Saved entries:
────────────────────────────────────────

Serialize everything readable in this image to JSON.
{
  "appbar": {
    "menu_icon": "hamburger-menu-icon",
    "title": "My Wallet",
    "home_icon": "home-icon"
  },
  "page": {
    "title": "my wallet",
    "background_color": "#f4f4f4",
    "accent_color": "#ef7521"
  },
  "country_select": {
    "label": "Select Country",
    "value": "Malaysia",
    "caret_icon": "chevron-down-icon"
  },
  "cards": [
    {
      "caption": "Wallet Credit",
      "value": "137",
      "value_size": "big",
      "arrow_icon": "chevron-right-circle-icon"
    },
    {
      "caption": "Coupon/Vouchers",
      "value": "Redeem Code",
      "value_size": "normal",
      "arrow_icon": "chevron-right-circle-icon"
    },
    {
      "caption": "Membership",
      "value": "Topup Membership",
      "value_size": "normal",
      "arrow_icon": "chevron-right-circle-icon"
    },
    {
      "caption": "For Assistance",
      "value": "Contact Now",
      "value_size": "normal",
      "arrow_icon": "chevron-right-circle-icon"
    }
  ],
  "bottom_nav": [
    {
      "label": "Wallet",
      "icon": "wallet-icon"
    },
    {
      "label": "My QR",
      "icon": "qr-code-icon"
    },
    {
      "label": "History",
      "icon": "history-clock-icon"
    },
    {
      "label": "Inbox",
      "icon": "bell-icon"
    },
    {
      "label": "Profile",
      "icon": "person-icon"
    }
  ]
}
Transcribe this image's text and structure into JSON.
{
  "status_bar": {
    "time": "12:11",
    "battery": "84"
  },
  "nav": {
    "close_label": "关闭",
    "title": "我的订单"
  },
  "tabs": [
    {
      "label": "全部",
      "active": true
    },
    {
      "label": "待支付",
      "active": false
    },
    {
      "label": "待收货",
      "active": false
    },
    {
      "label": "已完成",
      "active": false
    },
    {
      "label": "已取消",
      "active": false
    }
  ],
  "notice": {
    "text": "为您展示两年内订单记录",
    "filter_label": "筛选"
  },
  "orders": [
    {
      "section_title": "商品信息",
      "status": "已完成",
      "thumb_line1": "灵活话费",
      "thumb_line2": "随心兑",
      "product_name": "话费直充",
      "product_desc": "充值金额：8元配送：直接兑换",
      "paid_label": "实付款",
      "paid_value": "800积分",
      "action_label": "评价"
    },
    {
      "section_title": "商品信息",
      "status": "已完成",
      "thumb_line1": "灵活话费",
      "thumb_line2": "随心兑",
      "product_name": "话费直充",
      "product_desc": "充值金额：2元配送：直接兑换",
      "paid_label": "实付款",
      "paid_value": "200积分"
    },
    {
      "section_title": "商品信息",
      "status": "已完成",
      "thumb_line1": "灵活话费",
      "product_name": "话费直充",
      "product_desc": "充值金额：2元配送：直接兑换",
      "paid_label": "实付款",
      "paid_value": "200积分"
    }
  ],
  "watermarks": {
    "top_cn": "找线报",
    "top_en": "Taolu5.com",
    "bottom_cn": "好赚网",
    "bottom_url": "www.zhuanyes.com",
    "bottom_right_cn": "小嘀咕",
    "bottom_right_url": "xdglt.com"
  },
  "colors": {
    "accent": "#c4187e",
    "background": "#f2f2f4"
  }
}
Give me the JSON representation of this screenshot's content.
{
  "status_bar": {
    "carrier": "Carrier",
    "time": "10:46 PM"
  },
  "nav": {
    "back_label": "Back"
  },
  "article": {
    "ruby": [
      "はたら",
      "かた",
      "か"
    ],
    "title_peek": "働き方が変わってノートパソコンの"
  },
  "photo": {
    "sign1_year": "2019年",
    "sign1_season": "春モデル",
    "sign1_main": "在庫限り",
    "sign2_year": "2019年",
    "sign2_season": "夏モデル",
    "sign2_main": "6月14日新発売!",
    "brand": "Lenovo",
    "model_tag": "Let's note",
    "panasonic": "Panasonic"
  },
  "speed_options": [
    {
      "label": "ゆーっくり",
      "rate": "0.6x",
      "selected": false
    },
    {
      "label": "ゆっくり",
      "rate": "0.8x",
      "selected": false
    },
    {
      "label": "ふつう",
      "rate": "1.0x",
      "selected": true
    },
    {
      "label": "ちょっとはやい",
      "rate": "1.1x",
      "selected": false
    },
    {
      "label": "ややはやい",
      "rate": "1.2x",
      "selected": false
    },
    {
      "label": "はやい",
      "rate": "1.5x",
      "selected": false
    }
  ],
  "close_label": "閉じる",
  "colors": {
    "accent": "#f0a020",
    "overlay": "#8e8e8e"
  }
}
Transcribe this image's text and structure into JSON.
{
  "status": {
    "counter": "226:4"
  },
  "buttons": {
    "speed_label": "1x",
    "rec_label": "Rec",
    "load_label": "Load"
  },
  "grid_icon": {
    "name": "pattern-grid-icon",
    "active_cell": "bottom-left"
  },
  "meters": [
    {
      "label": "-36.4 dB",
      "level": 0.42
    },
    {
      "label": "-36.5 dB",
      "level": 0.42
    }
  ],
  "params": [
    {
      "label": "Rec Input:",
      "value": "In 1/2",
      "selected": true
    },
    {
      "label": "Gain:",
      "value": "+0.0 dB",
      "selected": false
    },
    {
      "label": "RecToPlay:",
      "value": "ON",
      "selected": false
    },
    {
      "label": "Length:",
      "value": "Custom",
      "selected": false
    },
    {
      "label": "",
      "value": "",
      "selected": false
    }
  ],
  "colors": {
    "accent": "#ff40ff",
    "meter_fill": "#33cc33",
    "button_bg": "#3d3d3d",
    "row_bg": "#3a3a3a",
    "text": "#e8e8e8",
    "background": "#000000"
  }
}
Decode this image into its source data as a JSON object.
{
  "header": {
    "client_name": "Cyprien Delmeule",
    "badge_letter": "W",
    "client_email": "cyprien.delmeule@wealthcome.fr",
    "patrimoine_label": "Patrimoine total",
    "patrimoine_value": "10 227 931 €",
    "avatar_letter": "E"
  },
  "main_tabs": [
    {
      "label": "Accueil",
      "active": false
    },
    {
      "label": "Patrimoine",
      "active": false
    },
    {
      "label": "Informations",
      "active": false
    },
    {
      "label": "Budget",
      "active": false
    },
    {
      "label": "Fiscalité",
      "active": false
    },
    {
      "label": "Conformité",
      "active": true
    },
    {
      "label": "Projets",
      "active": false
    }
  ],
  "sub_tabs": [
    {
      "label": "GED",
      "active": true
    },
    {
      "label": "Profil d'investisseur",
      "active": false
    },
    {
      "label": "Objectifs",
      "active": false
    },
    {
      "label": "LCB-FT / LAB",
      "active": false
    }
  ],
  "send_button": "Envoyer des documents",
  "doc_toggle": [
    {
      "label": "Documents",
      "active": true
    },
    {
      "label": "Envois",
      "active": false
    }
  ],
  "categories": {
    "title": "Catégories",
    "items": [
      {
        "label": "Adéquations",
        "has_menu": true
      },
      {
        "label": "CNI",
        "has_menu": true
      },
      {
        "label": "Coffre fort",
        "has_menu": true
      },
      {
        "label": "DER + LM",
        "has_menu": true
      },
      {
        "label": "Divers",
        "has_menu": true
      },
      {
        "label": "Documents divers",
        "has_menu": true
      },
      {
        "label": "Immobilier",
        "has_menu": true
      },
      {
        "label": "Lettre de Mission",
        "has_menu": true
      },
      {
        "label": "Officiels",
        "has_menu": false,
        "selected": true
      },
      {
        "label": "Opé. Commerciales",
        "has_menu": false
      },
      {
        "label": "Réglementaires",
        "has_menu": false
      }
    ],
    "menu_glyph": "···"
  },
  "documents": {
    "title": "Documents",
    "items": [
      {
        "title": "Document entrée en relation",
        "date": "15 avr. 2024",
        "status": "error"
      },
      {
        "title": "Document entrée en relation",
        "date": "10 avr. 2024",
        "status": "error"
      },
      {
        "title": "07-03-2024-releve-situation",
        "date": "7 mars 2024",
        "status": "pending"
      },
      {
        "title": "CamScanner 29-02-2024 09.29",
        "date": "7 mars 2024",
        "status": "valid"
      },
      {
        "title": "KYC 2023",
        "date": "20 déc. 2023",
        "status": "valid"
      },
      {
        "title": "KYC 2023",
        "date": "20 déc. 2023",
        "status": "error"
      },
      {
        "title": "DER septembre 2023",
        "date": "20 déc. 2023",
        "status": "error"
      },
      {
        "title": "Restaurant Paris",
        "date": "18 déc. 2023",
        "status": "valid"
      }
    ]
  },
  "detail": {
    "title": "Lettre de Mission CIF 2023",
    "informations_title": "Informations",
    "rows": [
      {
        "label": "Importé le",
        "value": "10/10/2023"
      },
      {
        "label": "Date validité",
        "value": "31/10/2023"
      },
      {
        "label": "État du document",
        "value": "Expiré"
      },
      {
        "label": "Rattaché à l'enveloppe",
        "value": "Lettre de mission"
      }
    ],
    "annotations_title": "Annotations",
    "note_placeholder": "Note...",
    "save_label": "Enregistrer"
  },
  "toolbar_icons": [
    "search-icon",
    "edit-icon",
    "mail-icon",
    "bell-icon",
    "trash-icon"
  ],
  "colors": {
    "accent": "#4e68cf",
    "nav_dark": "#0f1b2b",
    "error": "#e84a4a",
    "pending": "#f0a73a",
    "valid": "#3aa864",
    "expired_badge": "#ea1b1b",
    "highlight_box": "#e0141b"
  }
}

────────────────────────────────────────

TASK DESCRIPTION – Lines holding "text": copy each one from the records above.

RESULT –
Transcribe this image's text and structure into JSON.
    "text": "为您展示两年内订单记录",
Transcribe this image's text and structure into JSON.
    "text": "#e8e8e8",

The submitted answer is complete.